> Exercise aim: Wherever "days" appears in a line of the listing, report that line.

> Data for this exercise:

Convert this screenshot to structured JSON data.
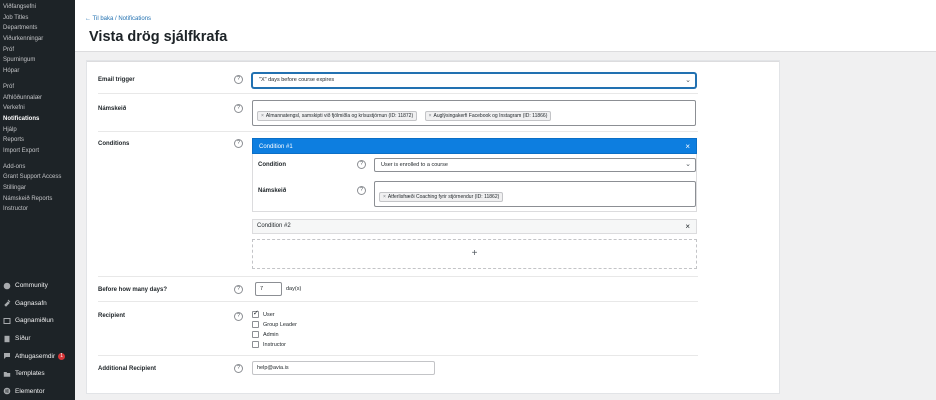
{
  "sidebar": {
    "submenu": [
      {
        "label": "Viðfangsefni",
        "active": false
      },
      {
        "label": "Job Titles",
        "active": false
      },
      {
        "label": "Departments",
        "active": false
      },
      {
        "label": "Viðurkenningar",
        "active": false
      },
      {
        "label": "Próf",
        "active": false
      },
      {
        "label": "Spurningum",
        "active": false
      },
      {
        "label": "Hópar",
        "active": false
      },
      {
        "label": "",
        "active": false
      },
      {
        "label": "Próf",
        "active": false
      },
      {
        "label": "Afhlöðunnalær",
        "active": false
      },
      {
        "label": "Verkefni",
        "active": false
      },
      {
        "label": "Notifications",
        "active": true
      },
      {
        "label": "Hjálp",
        "active": false
      },
      {
        "label": "Reports",
        "active": false
      },
      {
        "label": "Import Export",
        "active": false
      },
      {
        "label": "",
        "active": false
      },
      {
        "label": "Add-ons",
        "active": false
      },
      {
        "label": "Grant Support Access",
        "active": false
      },
      {
        "label": "Stillingar",
        "active": false
      },
      {
        "label": "Námskeið Reports",
        "active": false
      },
      {
        "label": "Instructor",
        "active": false
      }
    ],
    "menu": [
      {
        "label": "Community",
        "icon": "community-icon"
      },
      {
        "label": "Gagnasafn",
        "icon": "pin-icon"
      },
      {
        "label": "Gagnamiðlun",
        "icon": "media-icon"
      },
      {
        "label": "Síður",
        "icon": "page-icon"
      },
      {
        "label": "Athugasemdir",
        "icon": "comment-icon",
        "badge": "1"
      },
      {
        "label": "Templates",
        "icon": "folder-icon"
      },
      {
        "label": "Elementor",
        "icon": "elementor-icon"
      }
    ]
  },
  "header": {
    "back_link": "← Til baka / Notifications",
    "title": "Vista drög sjálfkrafa"
  },
  "form": {
    "help_glyph": "?",
    "email_trigger": {
      "label": "Email trigger",
      "value": "\"X\" days before course expires"
    },
    "courses": {
      "label": "Námskeið",
      "tags": [
        "Almannatengsl, samskipti við fjölmiðla og krísustjórnun (ID: 11872)",
        "Auglýsingakerfi Facebook og Instagram (ID: 11866)"
      ]
    },
    "conditions": {
      "label": "Conditions",
      "condition1": {
        "title": "Condition #1",
        "close": "×",
        "condition_label": "Condition",
        "condition_value": "User is enrolled to a course",
        "course_label": "Námskeið",
        "course_tags": [
          "Atferlisfræði Coaching fyrir stjórnendur (ID: 11862)"
        ]
      },
      "condition2": {
        "title": "Condition #2",
        "close": "×"
      },
      "add": "+"
    },
    "days": {
      "label": "Before how many days?",
      "value": "7",
      "unit": "day(s)"
    },
    "recipient": {
      "label": "Recipient",
      "options": [
        {
          "label": "User",
          "checked": true
        },
        {
          "label": "Group Leader",
          "checked": false
        },
        {
          "label": "Admin",
          "checked": false
        },
        {
          "label": "Instructor",
          "checked": false
        }
      ]
    },
    "additional_recipient": {
      "label": "Additional Recipient",
      "value": "help@avia.is"
    }
  },
  "colors": {
    "sidebar_bg": "#1d2327",
    "accent": "#2271b1",
    "condition_header": "#0d7ee0"
  }
}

> Written response:
      "value": "\"X\" days before course expires"
    "days": {
      "label": "Before how many days?",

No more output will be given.